I have to be honest, by this point I’ve been on my feet and imbibing in numerous Camden venues for over eight hours, so it’s probably a good thing that Jim Jones & The Righteous Mind are the last band I’m down to cover today. A very different proposition from his previous outfit The Jim Jones Revue, they peddle a lurching seasick blues-rock reminiscent of Nick Cave or maybe The Cramps in their more sinister moments. It all makes for a bewitching half hour of listening, with current single Aldecide being the pick of a good bunch. Roll on the debut album (AC).
Hot on the heels of Ginger Wildheart’s final set of the evening, it was time for another member of the Wildhearts family Danny McCormack to take to the stage with his new band, The Main Grains. Having recently launched their debut EP, they were treated to a sizeable crowd at Proud. The band are an odd mix, somewhere between punk and sleazy rock, and certainly have elements that would not have seemed out of place in Danny’s previous gigs with The Wildhearts, or The Yo-Yos. It became clear from the outset that Danny is still growing into the role as frontman of the band, but he performed brilliantly here, and his Geordie patter went down a treat with the audience. The set consisted mostly of songs from the new album, but a cracking cover of Teenage Kicks, as well as Yo-Yos classic Keeping On Keeping On rounded out an excellent performance overall (TM).
For many, Black Spiders’ set at Proud will be the final band in a day full of great music, great company and far too many drinks. The sons of the north certainly provide a fitting finale. Stay Down gets the crowd going with its middle finger in the air “fuck you and this one horse town” refrain, setting the tone nicely for a set packed with brilliantly unsubtle ballsy rock behemoths like Teenage Knife Gang and Just Like A Woman. After 45 minutes of showmanship, humour and massive, massive riffs, Kiss Tried To Kill Me brings proceedings to a suitably epic conclusion. Camden, consider yourself well and truly rocked (SB).

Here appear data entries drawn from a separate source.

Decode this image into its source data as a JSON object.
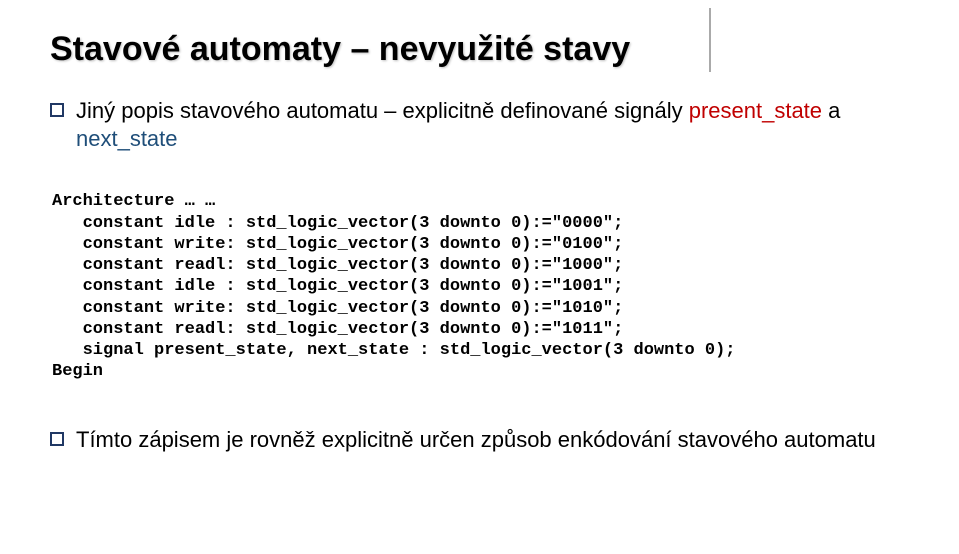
{
  "title": "Stavové automaty – nevyužité stavy",
  "bullet1": {
    "prefix": "Jiný popis stavového automatu – explicitně definované signály ",
    "span_red": "present_state",
    "mid": " a ",
    "span_blue": "next_state"
  },
  "code": {
    "l0": "Architecture … …",
    "l1": "   constant idle : std_logic_vector(3 downto 0):=\"0000\";",
    "l2": "   constant write: std_logic_vector(3 downto 0):=\"0100\";",
    "l3": "   constant readl: std_logic_vector(3 downto 0):=\"1000\";",
    "l4": "   constant idle : std_logic_vector(3 downto 0):=\"1001\";",
    "l5": "   constant write: std_logic_vector(3 downto 0):=\"1010\";",
    "l6": "   constant readl: std_logic_vector(3 downto 0):=\"1011\";",
    "l7": "   signal present_state, next_state : std_logic_vector(3 downto 0);",
    "l8": "Begin"
  },
  "bullet2": "Tímto zápisem je rovněž explicitně určen způsob enkódování stavového automatu"
}
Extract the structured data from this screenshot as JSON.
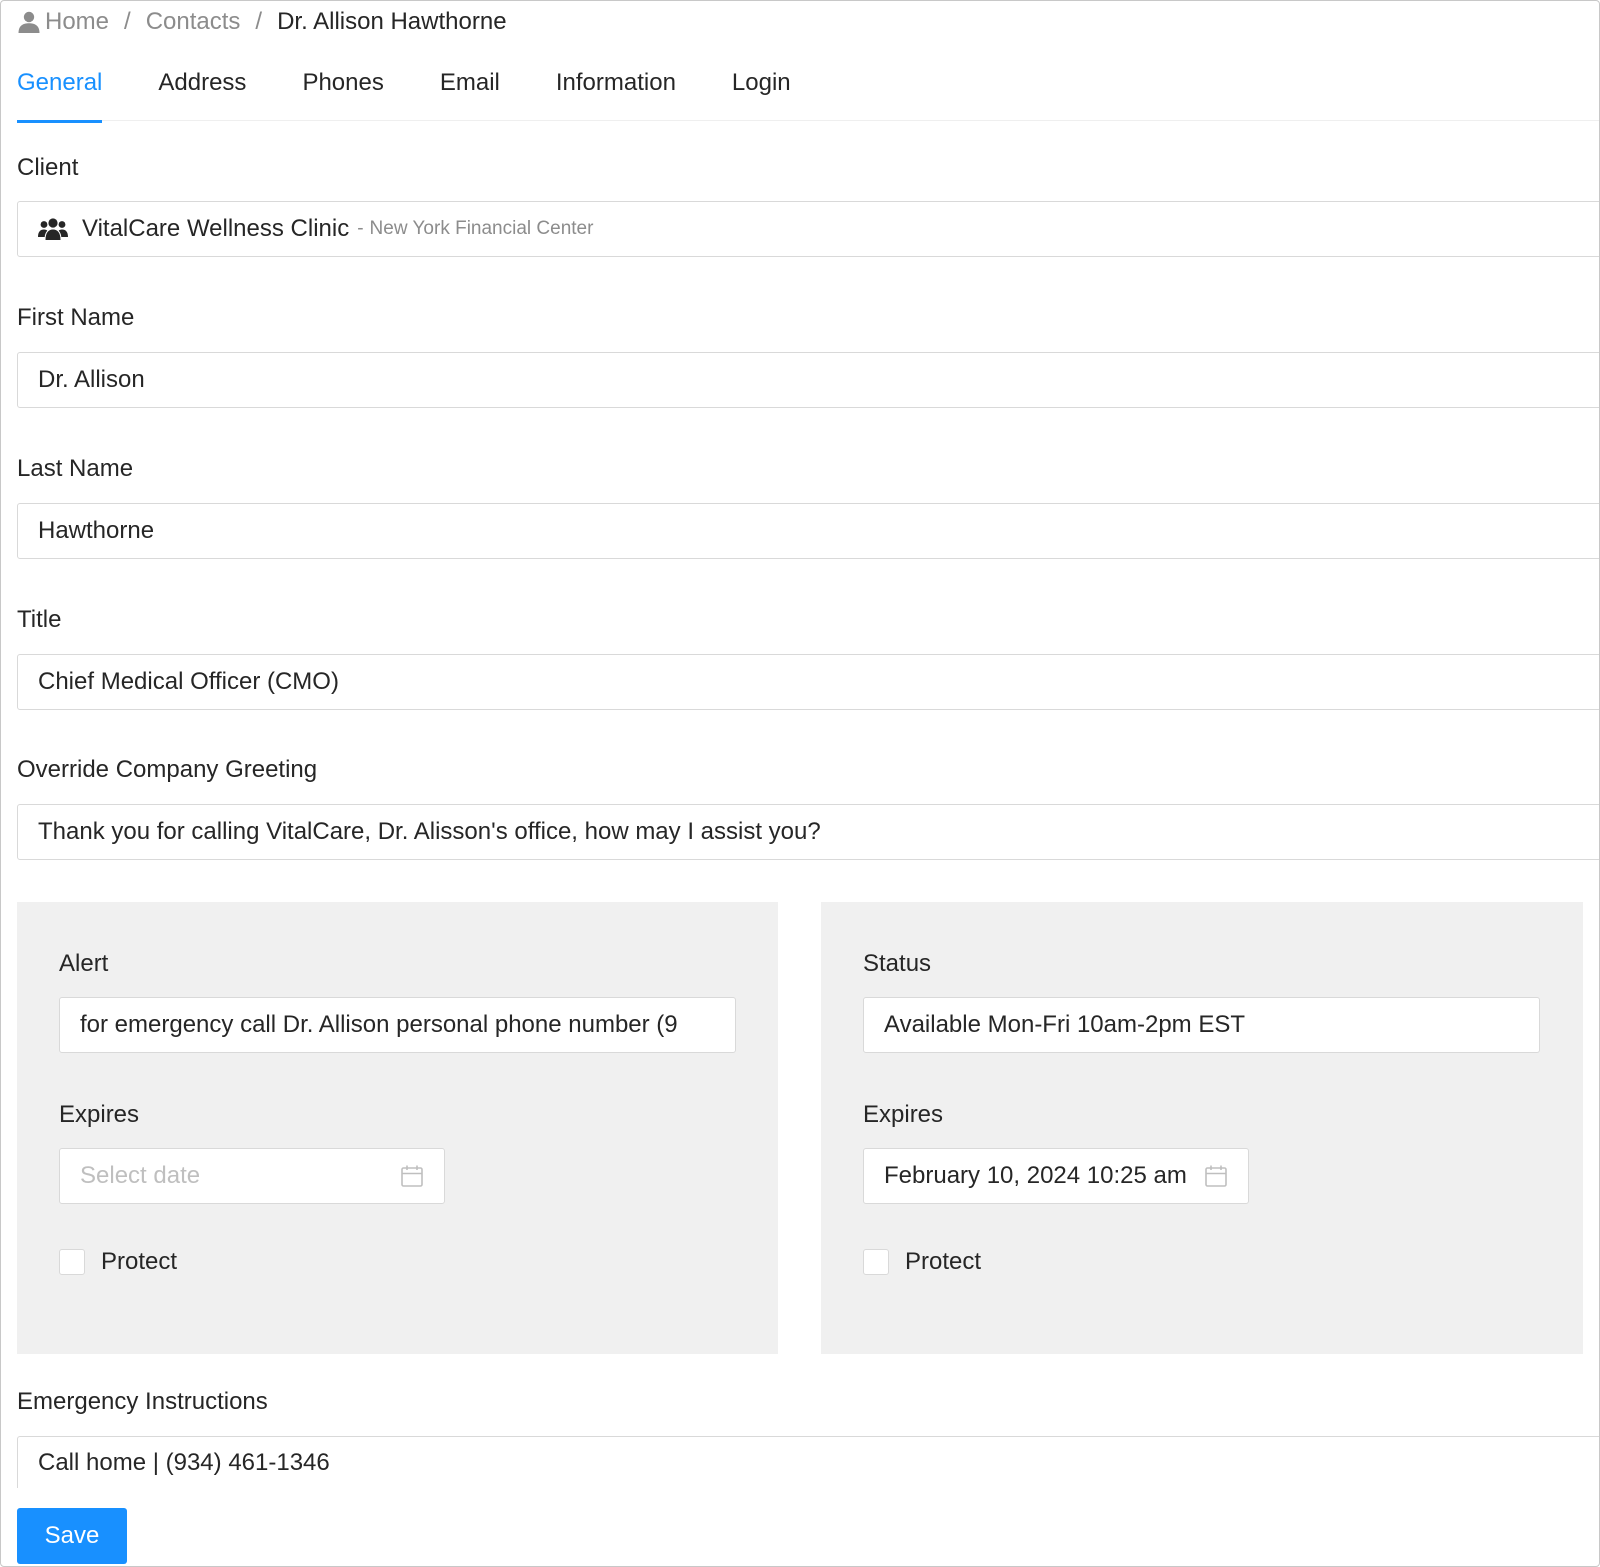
{
  "breadcrumb": {
    "icon": "user-icon",
    "items": [
      "Home",
      "Contacts"
    ],
    "current": "Dr. Allison Hawthorne",
    "separator": "/"
  },
  "tabs": [
    {
      "label": "General",
      "active": true
    },
    {
      "label": "Address",
      "active": false
    },
    {
      "label": "Phones",
      "active": false
    },
    {
      "label": "Email",
      "active": false
    },
    {
      "label": "Information",
      "active": false
    },
    {
      "label": "Login",
      "active": false
    }
  ],
  "form": {
    "client": {
      "label": "Client",
      "icon": "users-group-icon",
      "value": "VitalCare Wellness Clinic",
      "separator": "-",
      "location": "New York Financial Center"
    },
    "first_name": {
      "label": "First Name",
      "value": "Dr. Allison"
    },
    "last_name": {
      "label": "Last Name",
      "value": "Hawthorne"
    },
    "title": {
      "label": "Title",
      "value": "Chief Medical Officer (CMO)"
    },
    "greeting": {
      "label": "Override Company Greeting",
      "value": "Thank you for calling VitalCare, Dr. Alisson's office, how may I assist you?"
    },
    "alert": {
      "label": "Alert",
      "value": "for emergency call Dr. Allison personal phone number (9",
      "expires_label": "Expires",
      "expires_placeholder": "Select date",
      "protect_label": "Protect",
      "protect_checked": false
    },
    "status": {
      "label": "Status",
      "value": "Available Mon-Fri 10am-2pm EST",
      "expires_label": "Expires",
      "expires_value": "February 10, 2024 10:25 am",
      "protect_label": "Protect",
      "protect_checked": false
    },
    "emergency": {
      "label": "Emergency Instructions",
      "value": "Call home | (934) 461-1346"
    }
  },
  "actions": {
    "save_label": "Save"
  },
  "colors": {
    "accent": "#1890ff",
    "panel_bg": "#f0f0f0",
    "border": "#d9d9d9"
  }
}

Camden Rocks 2016 was a blast, we had a great day, and if you were there, we hope you did too. See you all again next year!